“[O]nce you realize the chance you may regulate the design of destiny missions to defend them from effects, or you’re greater persuasive whilst telling satellite tv for pc manufacturers they ought to create much less debris in destiny,” he stated. “Or you understand in case you actually need to dispose of vintage satellites/ junk before it breaks up and showers earth orbit with small mm scale debris.”
Dr. Jer Chyi Liou, similarly to being a co-investigator on the SDS, is also the NASA Chief Scientist for Orbital Debris and the Program Manager for the Orbital Debris Program Office on the Johnson Space Center. As he defined to Universe Today through email:
The millimeter-sized orbital debris items constitute the best penetration risk to most of the people of operational spacecraft in low Earth orbit (LEO). The SDS project will serve two purposes. First, the SDS will gather useful facts on small debris on the ISS altitude. Second, the mission will show the talents of the SDS and allow NASA to searching for project opportunities to acquire direct size records on millimeter-sized debris at higher LEO altitudes inside the destiny – records with the intention to be wanted for dependable orbital debris impact chance exams and price-powerful mitigation measures to better guard destiny space missions in LEO.”
The results from this test build upon preceding records received via the Space Shuttle program. When the shuttles back to Earth, teams of engineers inspected hardware that underwent collisions to decide the size and impact pace of debris.
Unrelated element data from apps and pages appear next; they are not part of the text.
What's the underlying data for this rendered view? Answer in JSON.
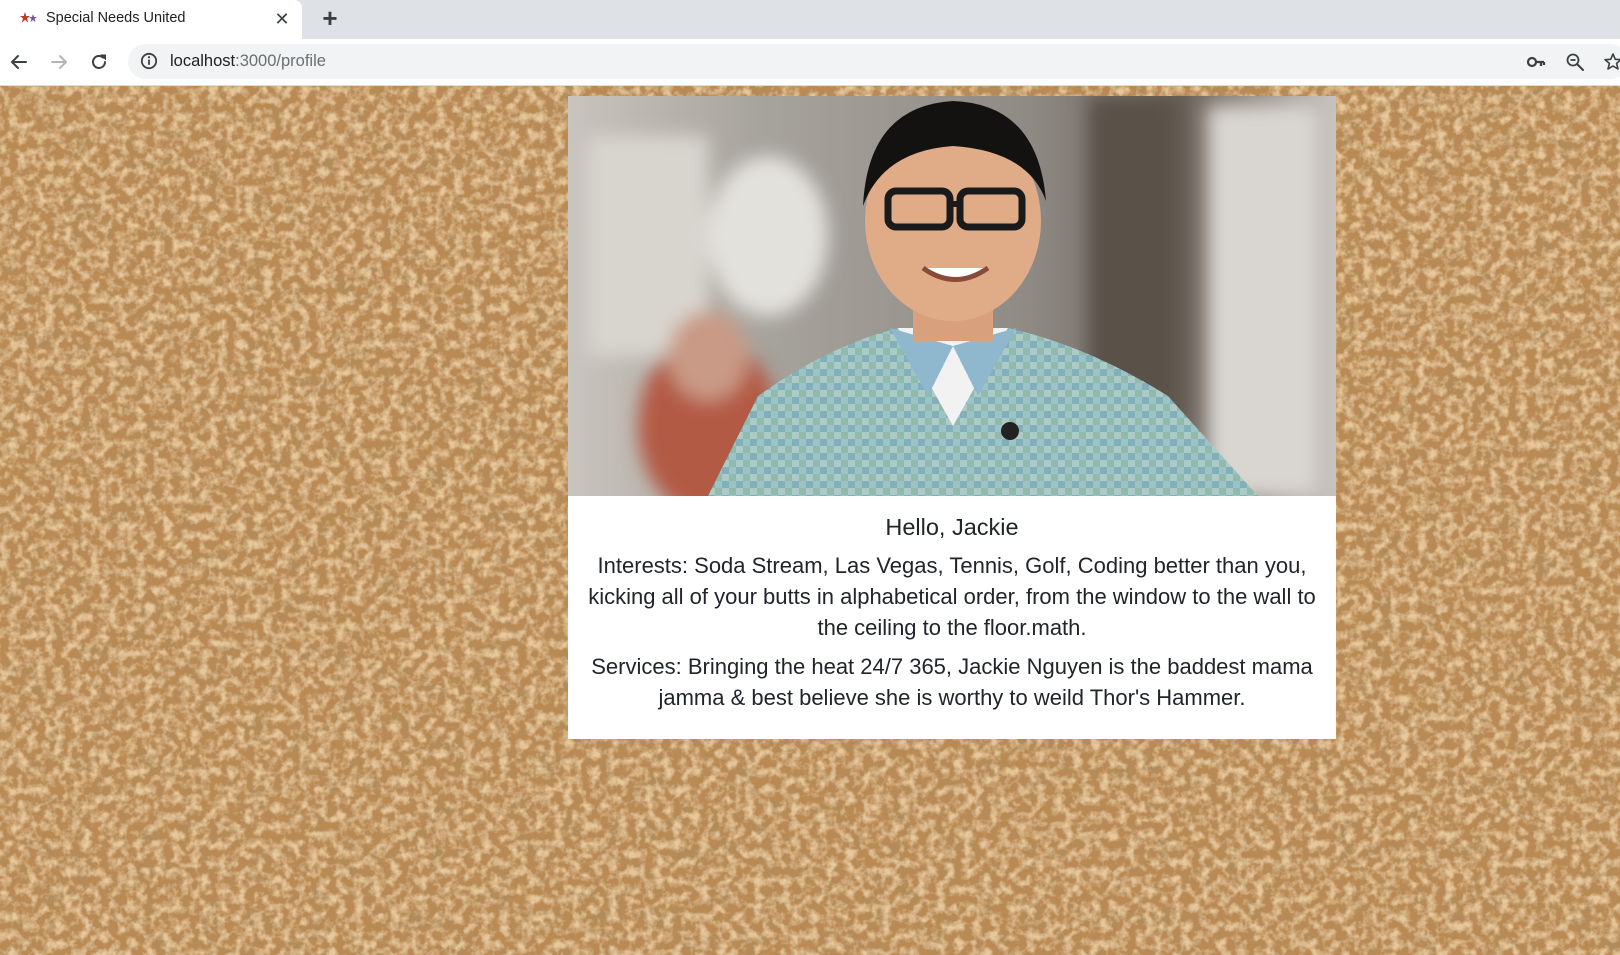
{
  "browser": {
    "tab": {
      "title": "Special Needs United",
      "favicon": "star-figures-icon"
    },
    "address_bar": {
      "host": "localhost",
      "path": ":3000/profile"
    },
    "icons": {
      "back": "back-arrow-icon",
      "forward": "forward-arrow-icon",
      "reload": "reload-icon",
      "site_info": "info-icon",
      "passwords": "key-icon",
      "zoom": "zoom-out-icon",
      "bookmark": "star-icon"
    }
  },
  "profile": {
    "photo_alt": "photo",
    "greeting": "Hello, Jackie",
    "interests": "Interests: Soda Stream, Las Vegas, Tennis, Golf, Coding better than you, kicking all of your butts in alphabetical order, from the window to the wall to the ceiling to the floor.math.",
    "services": "Services: Bringing the heat 24/7 365, Jackie Nguyen is the baddest mama jamma & best believe she is worthy to weild Thor's Hammer."
  },
  "colors": {
    "tabstrip": "#dee1e6",
    "omnibox": "#f1f3f4",
    "cork_base": "#b98a52",
    "card_bg": "#ffffff",
    "text": "#212529"
  }
}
The SDS is likewise validating the viability of effect sensor technology for future missions at better altitudes, in which dangers from debris to spacecraft are greater than at the ISS altitude.